#### Entries shown
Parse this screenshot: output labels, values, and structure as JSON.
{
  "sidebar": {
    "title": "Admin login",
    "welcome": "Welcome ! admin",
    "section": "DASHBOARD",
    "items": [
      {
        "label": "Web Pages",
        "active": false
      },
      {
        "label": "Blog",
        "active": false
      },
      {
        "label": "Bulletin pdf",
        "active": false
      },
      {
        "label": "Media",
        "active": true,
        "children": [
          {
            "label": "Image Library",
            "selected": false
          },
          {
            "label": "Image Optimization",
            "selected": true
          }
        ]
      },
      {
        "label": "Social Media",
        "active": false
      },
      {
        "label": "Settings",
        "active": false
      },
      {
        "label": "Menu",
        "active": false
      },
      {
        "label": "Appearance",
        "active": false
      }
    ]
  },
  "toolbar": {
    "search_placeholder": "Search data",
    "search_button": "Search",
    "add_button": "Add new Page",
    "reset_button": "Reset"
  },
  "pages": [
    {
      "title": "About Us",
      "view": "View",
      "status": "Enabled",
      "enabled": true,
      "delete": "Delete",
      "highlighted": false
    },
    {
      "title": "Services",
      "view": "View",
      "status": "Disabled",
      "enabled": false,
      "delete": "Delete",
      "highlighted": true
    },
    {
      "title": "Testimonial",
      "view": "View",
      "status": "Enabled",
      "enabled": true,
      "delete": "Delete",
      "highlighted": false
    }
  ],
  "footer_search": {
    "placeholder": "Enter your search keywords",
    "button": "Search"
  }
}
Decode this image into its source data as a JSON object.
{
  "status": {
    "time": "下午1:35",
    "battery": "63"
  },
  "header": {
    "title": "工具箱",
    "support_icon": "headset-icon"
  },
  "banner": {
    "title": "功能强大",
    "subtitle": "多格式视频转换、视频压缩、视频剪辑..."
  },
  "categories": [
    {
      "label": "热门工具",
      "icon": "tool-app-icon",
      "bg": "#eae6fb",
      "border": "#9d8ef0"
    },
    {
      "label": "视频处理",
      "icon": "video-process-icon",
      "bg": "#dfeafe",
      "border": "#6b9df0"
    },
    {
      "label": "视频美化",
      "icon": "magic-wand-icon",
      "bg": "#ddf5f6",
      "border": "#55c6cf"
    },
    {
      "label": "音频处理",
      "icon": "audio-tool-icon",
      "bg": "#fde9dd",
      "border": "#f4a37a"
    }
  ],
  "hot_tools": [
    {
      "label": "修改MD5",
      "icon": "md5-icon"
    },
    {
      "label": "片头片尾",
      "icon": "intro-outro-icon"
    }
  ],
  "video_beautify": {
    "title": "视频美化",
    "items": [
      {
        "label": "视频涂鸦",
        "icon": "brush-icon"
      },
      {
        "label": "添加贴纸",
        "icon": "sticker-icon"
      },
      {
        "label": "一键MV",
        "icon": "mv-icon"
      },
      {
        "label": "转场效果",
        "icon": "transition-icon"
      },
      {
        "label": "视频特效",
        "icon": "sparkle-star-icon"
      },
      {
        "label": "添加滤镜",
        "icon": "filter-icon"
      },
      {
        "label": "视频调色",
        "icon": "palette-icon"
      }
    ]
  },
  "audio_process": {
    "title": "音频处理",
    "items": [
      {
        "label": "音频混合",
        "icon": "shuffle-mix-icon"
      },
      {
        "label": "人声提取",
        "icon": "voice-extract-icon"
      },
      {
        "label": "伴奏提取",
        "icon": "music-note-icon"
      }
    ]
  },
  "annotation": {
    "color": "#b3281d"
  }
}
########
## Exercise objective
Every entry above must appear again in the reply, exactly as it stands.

## Written answer
Parse this screenshot: output labels, values, and structure as JSON.
{
  "sidebar": {
    "title": "Admin login",
    "welcome": "Welcome ! admin",
    "section": "DASHBOARD",
    "items": [
      {
        "label": "Web Pages",
        "active": false
      },
      {
        "label": "Blog",
        "active": false
      },
      {
        "label": "Bulletin pdf",
        "active": false
      },
      {
        "label": "Media",
        "active": true,
        "children": [
          {
            "label": "Image Library",
            "selected": false
          },
          {
            "label": "Image Optimization",
            "selected": true
          }
        ]
      },
      {
        "label": "Social Media",
        "active": false
      },
      {
        "label": "Settings",
        "active": false
      },
      {
        "label": "Menu",
        "active": false
      },
      {
        "label": "Appearance",
        "active": false
      }
    ]
  },
  "toolbar": {
    "search_placeholder": "Search data",
    "search_button": "Search",
    "add_button": "Add new Page",
    "reset_button": "Reset"
  },
  "pages": [
    {
      "title": "About Us",
      "view": "View",
      "status": "Enabled",
      "enabled": true,
      "delete": "Delete",
      "highlighted": false
    },
    {
      "title": "Services",
      "view": "View",
      "status": "Disabled",
      "enabled": false,
      "delete": "Delete",
      "highlighted": true
    },
    {
      "title": "Testimonial",
      "view": "View",
      "status": "Enabled",
      "enabled": true,
      "delete": "Delete",
      "highlighted": false
    }
  ],
  "footer_search": {
    "placeholder": "Enter your search keywords",
    "button": "Search"
  }
}
Decode this image into its source data as a JSON object.
{
  "status": {
    "time": "下午1:35",
    "battery": "63"
  },
  "header": {
    "title": "工具箱",
    "support_icon": "headset-icon"
  },
  "banner": {
    "title": "功能强大",
    "subtitle": "多格式视频转换、视频压缩、视频剪辑..."
  },
  "categories": [
    {
      "label": "热门工具",
      "icon": "tool-app-icon",
      "bg": "#eae6fb",
      "border": "#9d8ef0"
    },
    {
      "label": "视频处理",
      "icon": "video-process-icon",
      "bg": "#dfeafe",
      "border": "#6b9df0"
    },
    {
      "label": "视频美化",
      "icon": "magic-wand-icon",
      "bg": "#ddf5f6",
      "border": "#55c6cf"
    },
    {
      "label": "音频处理",
      "icon": "audio-tool-icon",
      "bg": "#fde9dd",
      "border": "#f4a37a"
    }
  ],
  "hot_tools": [
    {
      "label": "修改MD5",
      "icon": "md5-icon"
    },
    {
      "label": "片头片尾",
      "icon": "intro-outro-icon"
    }
  ],
  "video_beautify": {
    "title": "视频美化",
    "items": [
      {
        "label": "视频涂鸦",
        "icon": "brush-icon"
      },
      {
        "label": "添加贴纸",
        "icon": "sticker-icon"
      },
      {
        "label": "一键MV",
        "icon": "mv-icon"
      },
      {
        "label": "转场效果",
        "icon": "transition-icon"
      },
      {
        "label": "视频特效",
        "icon": "sparkle-star-icon"
      },
      {
        "label": "添加滤镜",
        "icon": "filter-icon"
      },
      {
        "label": "视频调色",
        "icon": "palette-icon"
      }
    ]
  },
  "audio_process": {
    "title": "音频处理",
    "items": [
      {
        "label": "音频混合",
        "icon": "shuffle-mix-icon"
      },
      {
        "label": "人声提取",
        "icon": "voice-extract-icon"
      },
      {
        "label": "伴奏提取",
        "icon": "music-note-icon"
      }
    ]
  },
  "annotation": {
    "color": "#b3281d"
  }
}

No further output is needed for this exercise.